[Try it]:
Each line of the data is to be output verbatim, with the images removed.

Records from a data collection
###
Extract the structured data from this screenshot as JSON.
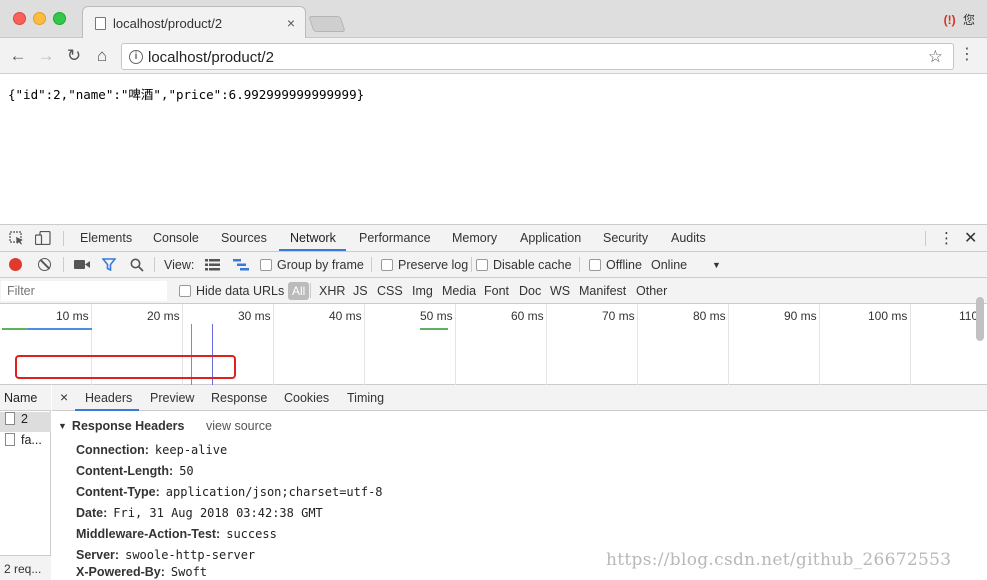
{
  "browser": {
    "tab_title": "localhost/product/2",
    "tab_close": "×",
    "ext_icon": "(!)",
    "ext_label": "您",
    "url": "localhost/product/2",
    "info_icon": "i"
  },
  "page": {
    "json_text": "{\"id\":2,\"name\":\"啤酒\",\"price\":6.992999999999999}"
  },
  "devtools": {
    "tabs": [
      "Elements",
      "Console",
      "Sources",
      "Network",
      "Performance",
      "Memory",
      "Application",
      "Security",
      "Audits"
    ],
    "active_tab": "Network",
    "toolbar": {
      "view_label": "View:",
      "group_by_frame": "Group by frame",
      "preserve_log": "Preserve log",
      "disable_cache": "Disable cache",
      "offline": "Offline",
      "throttle": "Online"
    },
    "filter": {
      "placeholder": "Filter",
      "hide_data_urls": "Hide data URLs",
      "types": [
        "All",
        "XHR",
        "JS",
        "CSS",
        "Img",
        "Media",
        "Font",
        "Doc",
        "WS",
        "Manifest",
        "Other"
      ]
    },
    "timeline_labels": [
      "10 ms",
      "20 ms",
      "30 ms",
      "40 ms",
      "50 ms",
      "60 ms",
      "70 ms",
      "80 ms",
      "90 ms",
      "100 ms",
      "110"
    ],
    "requests": {
      "header": "Name",
      "items": [
        "2",
        "fa..."
      ],
      "footer": "2 req..."
    },
    "detail": {
      "close": "×",
      "tabs": [
        "Headers",
        "Preview",
        "Response",
        "Cookies",
        "Timing"
      ],
      "active_tab": "Headers",
      "section_title": "Response Headers",
      "view_source": "view source",
      "headers": [
        {
          "name": "Connection:",
          "value": "keep-alive"
        },
        {
          "name": "Content-Length:",
          "value": "50"
        },
        {
          "name": "Content-Type:",
          "value": "application/json;charset=utf-8"
        },
        {
          "name": "Date:",
          "value": "Fri, 31 Aug 2018 03:42:38 GMT"
        },
        {
          "name": "Middleware-Action-Test:",
          "value": "success"
        },
        {
          "name": "Server:",
          "value": "swoole-http-server"
        },
        {
          "name": "X-Powered-By:",
          "value": "Swoft"
        }
      ]
    }
  },
  "watermark": "https://blog.csdn.net/github_26672553",
  "colors": {
    "highlight": "#e0201d",
    "accent": "#3879d9",
    "record": "#e03a2f"
  }
}
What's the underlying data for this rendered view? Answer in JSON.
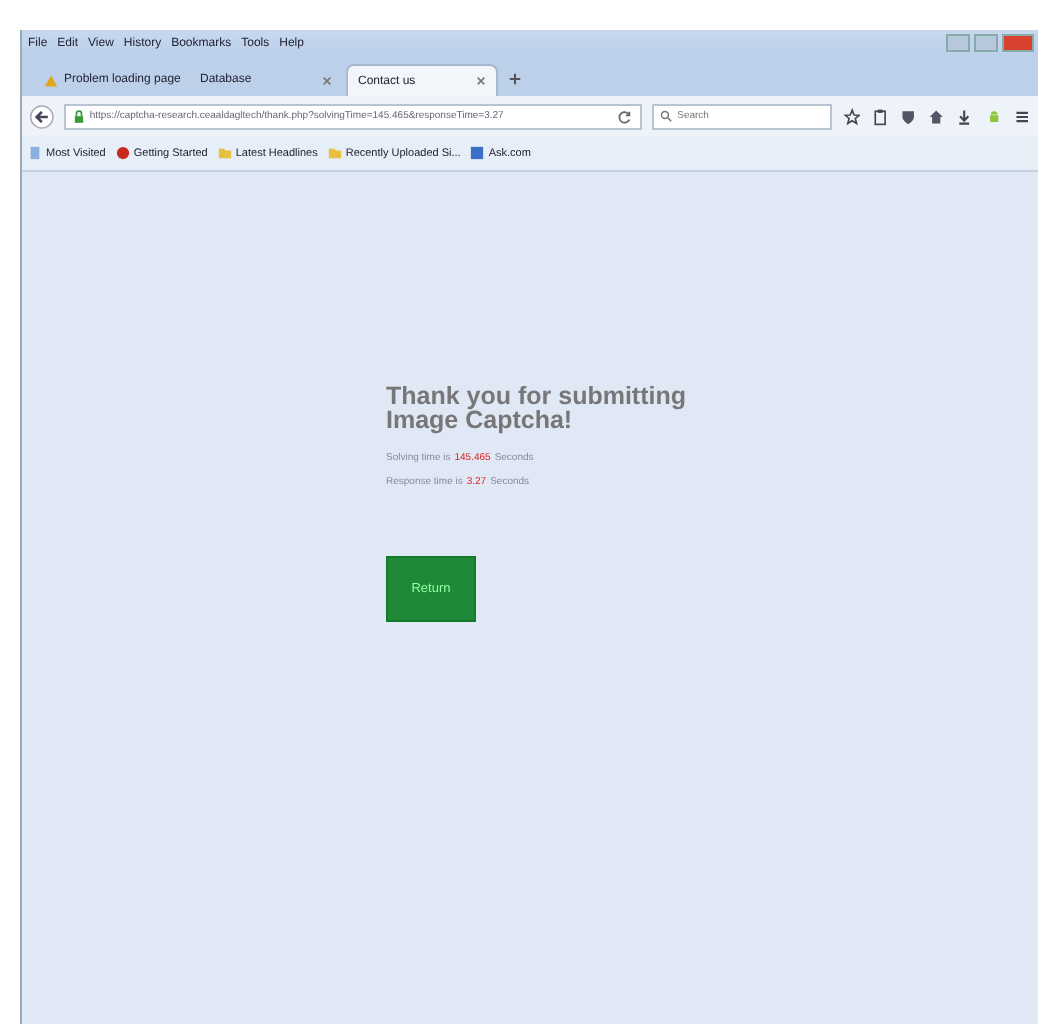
{
  "menu": [
    "File",
    "Edit",
    "View",
    "History",
    "Bookmarks",
    "Tools",
    "Help"
  ],
  "tabs": [
    {
      "label": "Problem loading page",
      "kind": "warning",
      "selected": false
    },
    {
      "label": "Database",
      "kind": "plain",
      "selected": false
    },
    {
      "label": "Contact us",
      "kind": "plain",
      "selected": true
    }
  ],
  "address": {
    "value": "https://captcha-research.ceaaldagltech/thank.php?solvingTime=145.465&responseTime=3.27"
  },
  "search": {
    "placeholder": "Search"
  },
  "bookmarks": [
    {
      "label": "Most Visited",
      "kind": "page"
    },
    {
      "label": "Getting Started",
      "kind": "site"
    },
    {
      "label": "Latest Headlines",
      "kind": "folder"
    },
    {
      "label": "Recently Uploaded Si...",
      "kind": "folder"
    },
    {
      "label": "Ask.com",
      "kind": "link"
    }
  ],
  "page": {
    "title": "Thank you for submitting Image Captcha!",
    "stats": [
      {
        "label": "Solving time is",
        "value": "145.465",
        "unit": "Seconds"
      },
      {
        "label": "Response time is",
        "value": "3.27",
        "unit": "Seconds"
      }
    ],
    "button": "Return"
  }
}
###
[Answer space]:
Extract the structured data from this screenshot as JSON.
{
  "browser": {
    "tab_title": "localhost/product/2",
    "tab_close": "×",
    "ext_icon": "(!)",
    "ext_label": "您",
    "url": "localhost/product/2",
    "info_icon": "i"
  },
  "page": {
    "json_text": "{\"id\":2,\"name\":\"啤酒\",\"price\":6.992999999999999}"
  },
  "devtools": {
    "tabs": [
      "Elements",
      "Console",
      "Sources",
      "Network",
      "Performance",
      "Memory",
      "Application",
      "Security",
      "Audits"
    ],
    "active_tab": "Network",
    "toolbar": {
      "view_label": "View:",
      "group_by_frame": "Group by frame",
      "preserve_log": "Preserve log",
      "disable_cache": "Disable cache",
      "offline": "Offline",
      "throttle": "Online"
    },
    "filter": {
      "placeholder": "Filter",
      "hide_data_urls": "Hide data URLs",
      "types": [
        "All",
        "XHR",
        "JS",
        "CSS",
        "Img",
        "Media",
        "Font",
        "Doc",
        "WS",
        "Manifest",
        "Other"
      ]
    },
    "timeline_labels": [
      "10 ms",
      "20 ms",
      "30 ms",
      "40 ms",
      "50 ms",
      "60 ms",
      "70 ms",
      "80 ms",
      "90 ms",
      "100 ms",
      "110"
    ],
    "requests": {
      "header": "Name",
      "items": [
        "2",
        "fa..."
      ],
      "footer": "2 req..."
    },
    "detail": {
      "close": "×",
      "tabs": [
        "Headers",
        "Preview",
        "Response",
        "Cookies",
        "Timing"
      ],
      "active_tab": "Headers",
      "section_title": "Response Headers",
      "view_source": "view source",
      "headers": [
        {
          "name": "Connection:",
          "value": "keep-alive"
        },
        {
          "name": "Content-Length:",
          "value": "50"
        },
        {
          "name": "Content-Type:",
          "value": "application/json;charset=utf-8"
        },
        {
          "name": "Date:",
          "value": "Fri, 31 Aug 2018 03:42:38 GMT"
        },
        {
          "name": "Middleware-Action-Test:",
          "value": "success"
        },
        {
          "name": "Server:",
          "value": "swoole-http-server"
        },
        {
          "name": "X-Powered-By:",
          "value": "Swoft"
        }
      ]
    }
  },
  "watermark": "https://blog.csdn.net/github_26672553",
  "colors": {
    "highlight": "#e0201d",
    "accent": "#3879d9",
    "record": "#e03a2f"
  }
}
What's the underlying data for this rendered view? Answer in JSON.
{
  "menu": [
    "File",
    "Edit",
    "View",
    "History",
    "Bookmarks",
    "Tools",
    "Help"
  ],
  "tabs": [
    {
      "label": "Problem loading page",
      "kind": "warning",
      "selected": false
    },
    {
      "label": "Database",
      "kind": "plain",
      "selected": false
    },
    {
      "label": "Contact us",
      "kind": "plain",
      "selected": true
    }
  ],
  "address": {
    "value": "https://captcha-research.ceaaldagltech/thank.php?solvingTime=145.465&responseTime=3.27"
  },
  "search": {
    "placeholder": "Search"
  },
  "bookmarks": [
    {
      "label": "Most Visited",
      "kind": "page"
    },
    {
      "label": "Getting Started",
      "kind": "site"
    },
    {
      "label": "Latest Headlines",
      "kind": "folder"
    },
    {
      "label": "Recently Uploaded Si...",
      "kind": "folder"
    },
    {
      "label": "Ask.com",
      "kind": "link"
    }
  ],
  "page": {
    "title": "Thank you for submitting Image Captcha!",
    "stats": [
      {
        "label": "Solving time is",
        "value": "145.465",
        "unit": "Seconds"
      },
      {
        "label": "Response time is",
        "value": "3.27",
        "unit": "Seconds"
      }
    ],
    "button": "Return"
  }
}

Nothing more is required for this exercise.